Using a twenty foot reflecting telescope, which he erected just south of Cape Town, Herschel swept the whole of the southern sky, cataloging nebulae, cluster and binary stars, carrying out the counts of over 68,000 stars… he made detailed drawings and maps" (Honeyman 1663). "Herschel stands almost alone in his attempt to grapple with the dynamical problems presented by star-clusters, and his analysis of the Magellanic Clouds was decisive as to the status of nebulæ" (Oxford DNB).
The story of the publication of this work is important, particularly given that this copy is inscribed in the author's hand, noted as such in print, and that no other such copies have been recorded. See scans attached. “Professor Robinson,” to whom this is inscribed, was a 19th century astronomer and physicist and director of the Armagh Observatory. Herschel and Robinson were friends, though Robinson very occasionally denigrated Herschel.
"By the end of 1842 [Herschel] had performed without assistance the computations necessary for the publication [in this work] of his Cape observations. In September 1843 the letterpress was ‘fairly begun,’ and after some delays the work appeared in 1847, at the cost of the Duke of Northumberland, in a large quarto volume, entitled ‘Results of Astronomical Observations made during the years 1834–8 at the Cape of Good Hope.’

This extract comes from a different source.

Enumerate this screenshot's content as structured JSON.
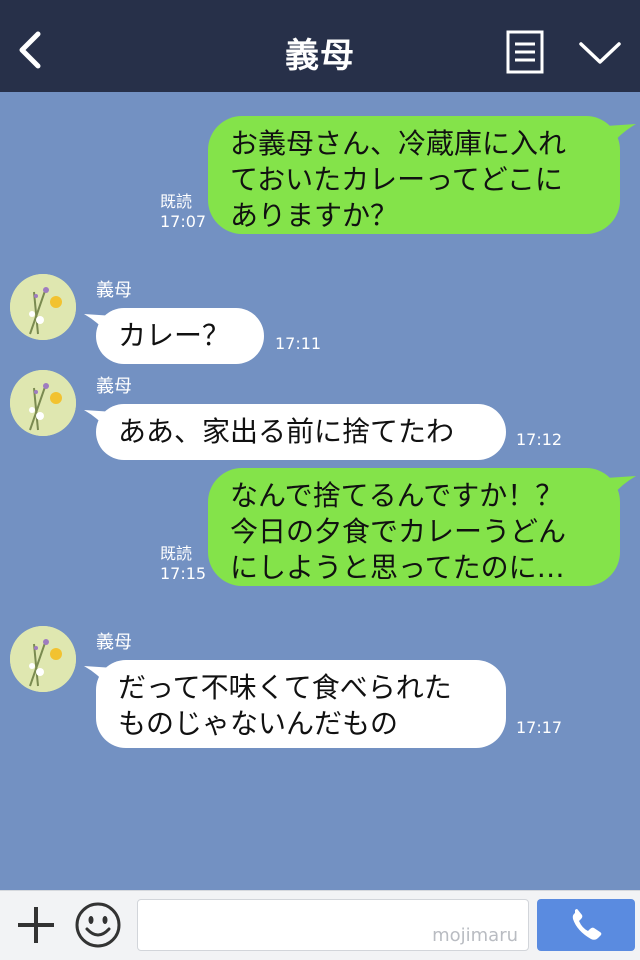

Besides the catalogues of nebulæ and double stars, it included profound discussions of various astronomical topics, and was enriched with over sixty exquisite engravings. He insisted in it upon the connection of sun-spots with the sun's rotation, and started the ‘cyclonic theory’ of their origin. [Herschel] investigated graphically the distribution of nebulæ, but fluctuated in his views as to their nature. Regarding them in 1825 as probably composed of ‘a self-luminous or phosphorescent substance, gradually subsiding into stars and sidereal systems’ (Memoirs Royal Astronomical Society, ii. 487), he ascribed to them later a stellar constitution, and finally inclined to suppose them formed of ‘discrete luminous bodies floating in a non-luminous medium" (ibid). Item #1597

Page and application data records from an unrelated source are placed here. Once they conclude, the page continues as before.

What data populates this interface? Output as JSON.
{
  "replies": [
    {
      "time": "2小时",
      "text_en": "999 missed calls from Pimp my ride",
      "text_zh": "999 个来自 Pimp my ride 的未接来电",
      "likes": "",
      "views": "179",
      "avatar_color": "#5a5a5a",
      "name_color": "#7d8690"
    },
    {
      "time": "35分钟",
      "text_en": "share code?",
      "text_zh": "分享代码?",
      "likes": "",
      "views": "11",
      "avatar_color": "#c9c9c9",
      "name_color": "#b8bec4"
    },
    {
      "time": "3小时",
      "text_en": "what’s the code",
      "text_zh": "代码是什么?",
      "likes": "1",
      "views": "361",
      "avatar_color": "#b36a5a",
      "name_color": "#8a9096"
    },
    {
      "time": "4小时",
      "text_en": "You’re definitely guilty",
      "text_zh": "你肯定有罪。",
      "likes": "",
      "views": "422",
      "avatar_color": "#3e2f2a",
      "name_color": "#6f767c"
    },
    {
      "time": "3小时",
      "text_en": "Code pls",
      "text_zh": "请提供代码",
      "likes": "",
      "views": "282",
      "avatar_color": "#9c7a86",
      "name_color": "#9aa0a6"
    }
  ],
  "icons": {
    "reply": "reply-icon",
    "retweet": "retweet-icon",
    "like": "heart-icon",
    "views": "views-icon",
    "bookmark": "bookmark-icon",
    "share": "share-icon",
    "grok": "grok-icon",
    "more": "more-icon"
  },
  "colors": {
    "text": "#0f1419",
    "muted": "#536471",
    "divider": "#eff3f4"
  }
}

CONDITION & DETAILS: Folio (13 x 10.25 inches; 325 x 256mm). , xx, [452 pp], 17 plates, [6 ii, errata and additions, often lacking]. Ex-libris bearing only a tiny 'withdrawn' stamp on the front pastedown and no other library markings whatsoever. ILLUSTRATION: 17 plates. The first 13 plates, including the four folding plates, are engraved, the remaining four are lithographed. An inch wide repair to the rear of 3 plates (apparently just to reinforce things at the inner hinge; there are no tears). BINDING & INTERIOR: Bound in original maroon blind-stamped publisher's cloth. Rebacked at the spine; gilt-lettered title. Small conservator's repair to the cloth on the rear board. The interior hinges were at some point professionally reinforced. Minor scuffing and edgewear at the tips. Tightly and very solidly bound. Small tear at the upper inner margin of the frontispiece. Scattered light toning and foxing throughout. Handsome wide margins. Very good condition.